|dc.description.abstract||BACKGROUND: New Zealand (NZ) experienced a major epidemic of pertussis (whooping cough) from September 2011 to January 2014. With numbers of pertussis notifications reported totalling 5793 in 2012, compared with 1392 notifications in 2011; infants less than one year of age represented 7% of cases reported in 2012. The Canterbury region had high numbers of notifications reported therefore, the Canterbury District Health Board (CDHB) were first to fund the pertussis-containing (tetanus, diphtheria, and acellular pertussis (Tdap)) vaccine for pregnant women 30-36 weeks’ gestation and two weeks postpartum living in the CDHB area; after considering international and national recommendations. The research study’s main focus was to explore the factors influencing pregnant women relating to their decisions about having the pertussis-containing vaccine.
AIM: This involves two separate research projects: Study One’s primary aim was to explore the factors influencing women’s decisions regarding having the pertussis vaccine during pregnancy. Study Two’s primary aim was to explore whether the acceptance of immunisation during pregnancy is associated with infant immunisation status and timeliness.
METHODS: The thesis comprises two separate studies using quantitative, retrospective, observational cohort research designs; conducted within the CDHB area. Study One explored the influencing factors of women considering Tdap vaccine during pregnancy, and utilised a self-reported survey approach, and data collection with 596 postpartum women occurred from June to October 2013. Study Two investigated whether the acceptance of immunisation during pregnancy will influence infants’ vaccination status and timeliness at six weeks, three months, and five months of age with 363 infants of women who had received the Tdap vaccine in pregnancy. Study Two collected retrospective data retrieved from NZ National Immunisation Register (NIR).
RESULTS: The findings indicate the main influencing factors of women who accepted the Tdap vaccine during pregnancy were: the desire to protect their baby, the recommendation from a health professional, the threat of pertussis in the community, and that the vaccine was funded. In contrast, women who did not receive the Tdap vaccine reported the main influencing factors to be; that they did not know the vaccine was available, fear of side effects, and doubt regarding vaccine effectiveness. A health professional’s recommendation was found to be a significant influencing factor, however it would appear that there are a number of health professionals not communicating any or sufficient information to their patients. In fact a proportion provided discouraging information to women which led to them deciding not to get vaccinated. Infants of women who had received Tdap vaccination during pregnancy were more likely to receive their primary immunisation series on-time.

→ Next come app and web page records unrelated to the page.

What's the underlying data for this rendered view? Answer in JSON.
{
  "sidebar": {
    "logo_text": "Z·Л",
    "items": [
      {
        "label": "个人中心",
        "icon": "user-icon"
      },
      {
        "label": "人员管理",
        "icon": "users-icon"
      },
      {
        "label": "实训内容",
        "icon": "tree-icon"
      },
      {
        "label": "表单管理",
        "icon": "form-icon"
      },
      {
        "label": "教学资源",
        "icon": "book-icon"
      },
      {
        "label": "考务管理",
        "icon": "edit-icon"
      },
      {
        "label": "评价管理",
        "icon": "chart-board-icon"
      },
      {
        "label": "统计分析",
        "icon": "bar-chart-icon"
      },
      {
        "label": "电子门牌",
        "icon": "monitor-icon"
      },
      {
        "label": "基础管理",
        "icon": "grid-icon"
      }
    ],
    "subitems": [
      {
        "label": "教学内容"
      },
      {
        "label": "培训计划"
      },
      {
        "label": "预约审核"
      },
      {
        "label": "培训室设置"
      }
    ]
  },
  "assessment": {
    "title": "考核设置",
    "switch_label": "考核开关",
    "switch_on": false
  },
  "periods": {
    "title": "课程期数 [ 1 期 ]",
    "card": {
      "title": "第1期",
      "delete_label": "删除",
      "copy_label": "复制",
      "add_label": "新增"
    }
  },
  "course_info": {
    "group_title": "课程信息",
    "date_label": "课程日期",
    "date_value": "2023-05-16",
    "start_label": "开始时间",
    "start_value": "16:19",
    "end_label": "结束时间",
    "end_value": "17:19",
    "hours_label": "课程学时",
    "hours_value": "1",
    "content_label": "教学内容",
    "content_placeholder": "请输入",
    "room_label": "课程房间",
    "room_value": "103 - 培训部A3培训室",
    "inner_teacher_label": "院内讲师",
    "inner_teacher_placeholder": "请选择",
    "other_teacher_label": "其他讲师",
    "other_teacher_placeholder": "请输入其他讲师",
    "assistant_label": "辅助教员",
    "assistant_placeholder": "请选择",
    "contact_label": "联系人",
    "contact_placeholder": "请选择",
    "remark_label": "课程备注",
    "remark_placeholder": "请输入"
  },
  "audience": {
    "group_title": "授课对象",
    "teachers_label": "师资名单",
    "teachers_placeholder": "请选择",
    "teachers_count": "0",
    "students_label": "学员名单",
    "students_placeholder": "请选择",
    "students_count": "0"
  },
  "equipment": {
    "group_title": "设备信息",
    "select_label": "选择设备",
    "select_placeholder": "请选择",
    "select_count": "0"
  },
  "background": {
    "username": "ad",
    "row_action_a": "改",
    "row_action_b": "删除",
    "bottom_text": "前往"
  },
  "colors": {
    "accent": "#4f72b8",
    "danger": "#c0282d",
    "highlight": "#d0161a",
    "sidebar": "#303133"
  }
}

CONCLUSION: No previous NZ study has investigated the factors that influence women’s choice to be immunised during pregnancy. A clear health professional recommendation for maternal Tdap immunisation was a significant factor influencing pregnant women in making such a choice. Improving the amount of positive messages women receive about Tdap vaccination during pregnancy would most likely improve the uptake of the vaccine and increase protection of infants from pertussis. Receipt of Tdap vaccine during pregnancy appears to have a positive effect for on-time infant immunisations.||